  • Cheeke, Peter R. Rabbit Feeding and Nutrition. Academic Press, 1987.
  • Lebas, F. The Rabbit: Husbandry, Health, and Production. Food and Agriculture Organization of the United Nations, 1997.
  • Meredith, Anna, et al. BSAVA Manual of Rabbit Medicine. British Small Animal Veterinary Association, 2014.
  • Patry, Karen, et al. The Rabbit-Raising Problem Solver: Your Questions Answered about Housing, Feeding, Behavior, Health Care, Breeding, and Kindling. Storey Publishing, 2014.
  • Richardson, V. C. G. Rabbits: Health, Husbandry and Diseases. Blackwell Science, 2002.
  • Varga, Molly, and Frances Harcourt-Brown. Textbook of Rabbit Medicine: Revised and Edited. Elsevier, 2014.

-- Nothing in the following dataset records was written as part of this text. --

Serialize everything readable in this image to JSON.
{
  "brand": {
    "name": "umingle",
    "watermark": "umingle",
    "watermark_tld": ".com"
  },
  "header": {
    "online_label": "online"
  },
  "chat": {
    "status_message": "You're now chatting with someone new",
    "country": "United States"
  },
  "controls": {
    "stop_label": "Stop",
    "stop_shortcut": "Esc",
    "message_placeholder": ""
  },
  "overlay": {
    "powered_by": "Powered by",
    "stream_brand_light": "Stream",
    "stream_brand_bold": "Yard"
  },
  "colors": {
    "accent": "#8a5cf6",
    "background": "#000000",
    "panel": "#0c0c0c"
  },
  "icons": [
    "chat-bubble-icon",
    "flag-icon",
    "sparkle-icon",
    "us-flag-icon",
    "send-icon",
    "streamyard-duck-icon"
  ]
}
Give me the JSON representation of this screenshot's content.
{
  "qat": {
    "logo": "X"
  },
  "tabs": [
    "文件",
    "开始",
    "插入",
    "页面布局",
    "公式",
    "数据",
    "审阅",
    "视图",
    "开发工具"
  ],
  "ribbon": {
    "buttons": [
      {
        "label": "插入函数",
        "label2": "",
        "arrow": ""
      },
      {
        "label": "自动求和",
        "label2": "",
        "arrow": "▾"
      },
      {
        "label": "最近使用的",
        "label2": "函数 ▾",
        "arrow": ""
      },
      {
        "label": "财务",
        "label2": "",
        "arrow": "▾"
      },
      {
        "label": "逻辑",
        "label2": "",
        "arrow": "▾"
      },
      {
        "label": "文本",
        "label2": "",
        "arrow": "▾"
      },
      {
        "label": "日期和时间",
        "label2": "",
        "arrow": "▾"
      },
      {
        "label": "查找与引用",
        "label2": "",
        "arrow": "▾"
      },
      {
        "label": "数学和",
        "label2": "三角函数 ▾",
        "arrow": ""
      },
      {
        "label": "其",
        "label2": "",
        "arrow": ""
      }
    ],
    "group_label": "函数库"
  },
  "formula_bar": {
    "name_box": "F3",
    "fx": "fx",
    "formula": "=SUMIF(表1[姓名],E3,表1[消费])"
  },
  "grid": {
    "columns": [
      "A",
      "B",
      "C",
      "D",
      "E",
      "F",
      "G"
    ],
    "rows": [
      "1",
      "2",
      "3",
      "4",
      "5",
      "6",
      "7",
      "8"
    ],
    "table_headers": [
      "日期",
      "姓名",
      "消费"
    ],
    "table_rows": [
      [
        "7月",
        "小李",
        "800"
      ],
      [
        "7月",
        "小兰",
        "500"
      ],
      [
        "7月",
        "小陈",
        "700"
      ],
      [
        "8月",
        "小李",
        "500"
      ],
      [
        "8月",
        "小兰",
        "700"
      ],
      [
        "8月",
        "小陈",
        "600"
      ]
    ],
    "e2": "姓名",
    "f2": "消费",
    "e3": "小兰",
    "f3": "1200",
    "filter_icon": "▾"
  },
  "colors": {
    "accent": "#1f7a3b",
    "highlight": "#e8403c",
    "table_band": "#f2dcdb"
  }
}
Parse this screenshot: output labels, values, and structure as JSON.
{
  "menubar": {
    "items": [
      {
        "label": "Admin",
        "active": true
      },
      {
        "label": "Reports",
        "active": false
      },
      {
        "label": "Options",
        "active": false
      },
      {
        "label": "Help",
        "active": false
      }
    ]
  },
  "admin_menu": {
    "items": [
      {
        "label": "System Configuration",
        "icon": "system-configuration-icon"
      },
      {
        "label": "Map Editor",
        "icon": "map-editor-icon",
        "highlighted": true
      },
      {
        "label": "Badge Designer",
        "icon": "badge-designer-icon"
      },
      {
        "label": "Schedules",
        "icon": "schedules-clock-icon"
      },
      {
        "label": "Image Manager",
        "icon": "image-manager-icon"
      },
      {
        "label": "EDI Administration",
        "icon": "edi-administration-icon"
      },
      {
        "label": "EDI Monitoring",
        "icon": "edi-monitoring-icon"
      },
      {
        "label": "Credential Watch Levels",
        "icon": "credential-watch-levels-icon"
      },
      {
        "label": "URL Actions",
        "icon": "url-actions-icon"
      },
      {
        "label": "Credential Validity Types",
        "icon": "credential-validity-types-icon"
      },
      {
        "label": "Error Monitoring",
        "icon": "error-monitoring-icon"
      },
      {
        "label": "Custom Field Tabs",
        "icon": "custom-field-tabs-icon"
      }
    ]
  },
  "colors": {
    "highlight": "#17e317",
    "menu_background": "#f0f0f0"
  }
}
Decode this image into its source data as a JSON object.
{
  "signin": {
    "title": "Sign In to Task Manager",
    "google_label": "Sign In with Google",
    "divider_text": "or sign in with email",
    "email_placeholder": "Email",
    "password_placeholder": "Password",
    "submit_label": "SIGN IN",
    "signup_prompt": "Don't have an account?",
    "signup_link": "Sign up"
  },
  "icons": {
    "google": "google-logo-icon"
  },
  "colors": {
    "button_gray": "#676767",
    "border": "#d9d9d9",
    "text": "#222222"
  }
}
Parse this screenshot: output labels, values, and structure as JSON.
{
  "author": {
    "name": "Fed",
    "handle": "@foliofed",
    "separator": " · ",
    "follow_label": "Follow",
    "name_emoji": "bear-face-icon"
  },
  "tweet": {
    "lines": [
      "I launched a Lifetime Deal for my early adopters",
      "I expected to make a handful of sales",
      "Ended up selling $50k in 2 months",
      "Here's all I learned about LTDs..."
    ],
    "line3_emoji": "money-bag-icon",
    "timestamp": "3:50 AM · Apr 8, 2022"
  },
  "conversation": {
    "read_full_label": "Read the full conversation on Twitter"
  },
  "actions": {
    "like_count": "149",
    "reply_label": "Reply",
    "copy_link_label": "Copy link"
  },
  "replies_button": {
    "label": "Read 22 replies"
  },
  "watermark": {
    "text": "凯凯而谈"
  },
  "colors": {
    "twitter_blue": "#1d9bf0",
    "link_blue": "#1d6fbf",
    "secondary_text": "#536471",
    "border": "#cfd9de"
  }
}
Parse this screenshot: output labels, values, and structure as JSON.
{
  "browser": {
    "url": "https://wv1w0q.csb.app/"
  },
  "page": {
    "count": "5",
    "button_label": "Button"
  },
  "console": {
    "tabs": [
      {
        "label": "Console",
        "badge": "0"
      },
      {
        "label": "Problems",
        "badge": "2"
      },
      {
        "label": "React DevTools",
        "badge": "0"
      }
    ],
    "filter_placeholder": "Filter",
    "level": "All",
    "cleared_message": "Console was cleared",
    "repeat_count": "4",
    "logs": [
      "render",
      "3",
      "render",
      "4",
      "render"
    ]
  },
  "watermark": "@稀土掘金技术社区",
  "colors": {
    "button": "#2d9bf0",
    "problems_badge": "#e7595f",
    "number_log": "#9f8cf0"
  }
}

  • Basic Rabbit Care
  • Gastrointestinal stasis